Old schools were closed, and newer, better buildings were opened. Auditoriums and additions were built. Bicentennial celebrations awakened the town green with a sense of national pride. Abandoned downtown areas were revitalized by builders and local businesses. Libraries were expanded, sports facilities were built, and the small, blue collar town grew into an important crossroads in central Connecticut.
Culture grew as well. Abandoned railways were turned into walking paths. Local teams battled for state titles and national records. Highways, neighborhoods, and businesses sprang up in almost every corner of town, while shrinking wilderness areas were reclaimed as parks and open spaces.
Even the Queen Street area, crippled by the departure of a local manufacturer, was reinvented, rebuilt, and re-energized as a center for retail shopping and restaurants.
The Observer covered it all, in depth, in a way that no regional daily newspaper could touch.
I’m excited about my new role as the Southington Observer prepares to enter its fifth decade of local coverage, and I’m looking forward to fostering new ways to develop the unparalleled coverage of Southington news and sports that readers have come to expect.
We’ll continue to build our website to enable us to deliver more comprehensive news to your doorstep in this digital age. We’ll find ways to do it speedier and more comprehensive than anyone else. We’ll continue to grow relationships in the community so that our coverage is insightful, helpful, and relevant. After all, we’re a big part of the community, too.
I’m no longer that wide-eyed paperboy that delivered the first Observer back in the mid-1970s. Instead, I’ve become one of the longest tenured journalists in the paper’s history. Sure, there are a few people in our Spring Street office that have been here longer than me, but I like to point out that—as a paperboy for that first edition—I’m still the one that has been here the longest.
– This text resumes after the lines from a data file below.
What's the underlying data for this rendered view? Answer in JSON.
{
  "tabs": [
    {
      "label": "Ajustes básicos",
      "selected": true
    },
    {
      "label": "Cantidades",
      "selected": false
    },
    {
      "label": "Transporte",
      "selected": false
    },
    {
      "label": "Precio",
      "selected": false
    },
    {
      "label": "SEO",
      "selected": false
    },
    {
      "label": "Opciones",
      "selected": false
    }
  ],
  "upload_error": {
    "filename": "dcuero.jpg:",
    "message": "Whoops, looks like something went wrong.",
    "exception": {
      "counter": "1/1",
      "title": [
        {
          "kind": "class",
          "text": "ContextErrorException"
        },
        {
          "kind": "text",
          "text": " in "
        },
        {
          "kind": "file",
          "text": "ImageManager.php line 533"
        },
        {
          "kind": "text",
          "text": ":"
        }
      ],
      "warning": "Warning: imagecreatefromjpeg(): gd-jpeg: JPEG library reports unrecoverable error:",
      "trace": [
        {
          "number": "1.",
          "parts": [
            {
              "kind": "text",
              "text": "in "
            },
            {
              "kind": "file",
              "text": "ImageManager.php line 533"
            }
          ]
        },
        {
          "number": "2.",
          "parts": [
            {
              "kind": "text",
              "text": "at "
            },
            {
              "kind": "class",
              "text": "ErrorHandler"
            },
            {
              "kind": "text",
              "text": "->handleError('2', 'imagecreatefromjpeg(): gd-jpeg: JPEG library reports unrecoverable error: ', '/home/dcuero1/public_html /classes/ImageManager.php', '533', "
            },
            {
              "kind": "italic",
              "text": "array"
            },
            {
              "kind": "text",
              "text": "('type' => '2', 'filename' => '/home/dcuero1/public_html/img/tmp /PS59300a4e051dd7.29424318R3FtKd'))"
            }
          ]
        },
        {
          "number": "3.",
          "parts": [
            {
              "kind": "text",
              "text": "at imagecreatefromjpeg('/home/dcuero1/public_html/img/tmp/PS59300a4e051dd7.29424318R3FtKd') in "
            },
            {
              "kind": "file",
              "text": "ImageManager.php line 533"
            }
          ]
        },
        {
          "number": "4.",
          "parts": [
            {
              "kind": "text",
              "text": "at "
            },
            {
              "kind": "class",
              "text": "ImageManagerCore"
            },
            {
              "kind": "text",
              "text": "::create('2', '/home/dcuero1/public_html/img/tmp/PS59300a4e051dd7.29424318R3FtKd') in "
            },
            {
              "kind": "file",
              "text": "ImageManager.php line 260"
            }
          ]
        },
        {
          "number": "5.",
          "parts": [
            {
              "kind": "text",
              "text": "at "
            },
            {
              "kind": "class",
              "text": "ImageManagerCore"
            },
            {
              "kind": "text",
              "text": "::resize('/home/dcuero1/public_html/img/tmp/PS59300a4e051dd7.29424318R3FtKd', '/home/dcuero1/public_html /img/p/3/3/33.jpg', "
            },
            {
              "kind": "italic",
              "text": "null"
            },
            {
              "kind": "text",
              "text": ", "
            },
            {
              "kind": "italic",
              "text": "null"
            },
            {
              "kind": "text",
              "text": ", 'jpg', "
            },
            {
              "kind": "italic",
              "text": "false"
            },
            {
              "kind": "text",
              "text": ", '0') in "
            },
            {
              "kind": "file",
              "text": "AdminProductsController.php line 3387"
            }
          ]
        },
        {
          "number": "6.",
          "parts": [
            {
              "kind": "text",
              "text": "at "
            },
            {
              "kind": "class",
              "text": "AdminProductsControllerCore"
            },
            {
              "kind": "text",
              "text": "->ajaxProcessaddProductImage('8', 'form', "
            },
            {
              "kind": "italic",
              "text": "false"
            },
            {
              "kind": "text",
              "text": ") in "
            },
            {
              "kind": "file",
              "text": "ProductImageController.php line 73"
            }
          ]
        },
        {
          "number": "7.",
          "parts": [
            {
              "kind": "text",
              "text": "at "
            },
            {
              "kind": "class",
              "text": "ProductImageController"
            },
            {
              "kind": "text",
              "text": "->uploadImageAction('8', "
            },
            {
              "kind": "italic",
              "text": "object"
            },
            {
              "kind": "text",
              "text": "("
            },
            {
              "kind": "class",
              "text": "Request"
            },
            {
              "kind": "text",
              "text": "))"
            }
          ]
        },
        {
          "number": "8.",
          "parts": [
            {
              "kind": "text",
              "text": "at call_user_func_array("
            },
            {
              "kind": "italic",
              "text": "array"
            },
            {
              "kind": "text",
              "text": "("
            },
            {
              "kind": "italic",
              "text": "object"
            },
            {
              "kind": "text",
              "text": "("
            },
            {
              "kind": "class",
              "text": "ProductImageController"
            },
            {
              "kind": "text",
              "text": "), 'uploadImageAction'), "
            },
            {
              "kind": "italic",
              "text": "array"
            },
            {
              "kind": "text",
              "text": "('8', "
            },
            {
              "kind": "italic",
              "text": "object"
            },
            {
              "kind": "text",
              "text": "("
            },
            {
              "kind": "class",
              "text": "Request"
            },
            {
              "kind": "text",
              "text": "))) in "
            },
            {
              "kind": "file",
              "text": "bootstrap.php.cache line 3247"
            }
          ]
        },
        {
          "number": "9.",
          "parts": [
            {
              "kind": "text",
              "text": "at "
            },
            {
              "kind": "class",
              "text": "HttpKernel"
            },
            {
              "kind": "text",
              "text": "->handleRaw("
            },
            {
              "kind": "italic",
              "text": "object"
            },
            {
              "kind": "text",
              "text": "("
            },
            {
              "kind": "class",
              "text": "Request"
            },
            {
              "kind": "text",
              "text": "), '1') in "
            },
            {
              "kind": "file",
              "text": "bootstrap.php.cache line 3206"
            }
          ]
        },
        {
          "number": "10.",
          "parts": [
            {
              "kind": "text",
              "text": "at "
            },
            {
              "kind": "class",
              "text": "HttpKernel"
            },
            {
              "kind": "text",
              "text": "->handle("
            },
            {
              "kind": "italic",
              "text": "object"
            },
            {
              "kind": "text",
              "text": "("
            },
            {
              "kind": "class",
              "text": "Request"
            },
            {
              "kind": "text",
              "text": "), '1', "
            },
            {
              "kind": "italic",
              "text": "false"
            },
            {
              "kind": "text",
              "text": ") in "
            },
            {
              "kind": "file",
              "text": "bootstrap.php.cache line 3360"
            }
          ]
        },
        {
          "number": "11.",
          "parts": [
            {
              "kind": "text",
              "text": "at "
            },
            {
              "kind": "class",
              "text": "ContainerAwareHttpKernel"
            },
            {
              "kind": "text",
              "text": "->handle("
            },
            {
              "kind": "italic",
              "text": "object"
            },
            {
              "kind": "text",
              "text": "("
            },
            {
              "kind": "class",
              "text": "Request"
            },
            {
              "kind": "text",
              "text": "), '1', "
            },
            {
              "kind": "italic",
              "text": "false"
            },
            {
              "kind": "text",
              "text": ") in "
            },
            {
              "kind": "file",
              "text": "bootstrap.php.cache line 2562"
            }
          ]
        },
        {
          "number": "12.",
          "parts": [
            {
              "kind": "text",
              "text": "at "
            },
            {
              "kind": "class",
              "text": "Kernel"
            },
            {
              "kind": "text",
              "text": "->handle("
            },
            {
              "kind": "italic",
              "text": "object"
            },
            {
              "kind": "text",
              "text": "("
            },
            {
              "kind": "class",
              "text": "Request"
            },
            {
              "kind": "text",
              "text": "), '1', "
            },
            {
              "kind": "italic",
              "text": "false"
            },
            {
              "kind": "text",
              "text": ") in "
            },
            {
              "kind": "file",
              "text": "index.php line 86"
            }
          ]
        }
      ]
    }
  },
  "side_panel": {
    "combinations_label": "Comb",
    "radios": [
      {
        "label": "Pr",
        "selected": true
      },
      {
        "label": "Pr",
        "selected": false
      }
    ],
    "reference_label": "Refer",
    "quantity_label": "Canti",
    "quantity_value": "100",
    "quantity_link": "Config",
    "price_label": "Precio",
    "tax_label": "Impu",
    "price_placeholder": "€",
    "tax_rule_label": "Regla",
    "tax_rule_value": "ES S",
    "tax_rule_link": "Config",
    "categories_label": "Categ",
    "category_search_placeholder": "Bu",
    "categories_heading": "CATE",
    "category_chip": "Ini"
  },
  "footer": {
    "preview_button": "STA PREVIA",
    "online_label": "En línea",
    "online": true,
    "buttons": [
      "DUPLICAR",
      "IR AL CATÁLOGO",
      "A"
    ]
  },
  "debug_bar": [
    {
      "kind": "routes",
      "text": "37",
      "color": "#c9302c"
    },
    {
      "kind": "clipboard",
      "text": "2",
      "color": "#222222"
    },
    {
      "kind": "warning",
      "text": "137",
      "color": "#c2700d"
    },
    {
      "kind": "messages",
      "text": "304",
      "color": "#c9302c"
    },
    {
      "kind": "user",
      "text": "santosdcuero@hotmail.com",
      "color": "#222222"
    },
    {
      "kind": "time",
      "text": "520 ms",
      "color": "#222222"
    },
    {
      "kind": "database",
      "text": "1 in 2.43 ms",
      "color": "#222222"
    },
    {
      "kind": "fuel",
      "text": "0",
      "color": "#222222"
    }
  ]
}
Over the past 11 years, I’ve built a lot of new memories in the schools and on the sidelines as I watched the next generation of Southington leaders write their first chapter in this town’s history. I’ve been able to rekindle friendships with former schoolmates and forge new friendships with the growing list of ‘Suddinton’ residents that continue to flock toward this community.
I can’t wait to see what the next decade brings. The only thing I know for sure is that it’s going to be a lot of fun…
John Goralski is the editor of The Southington Observer.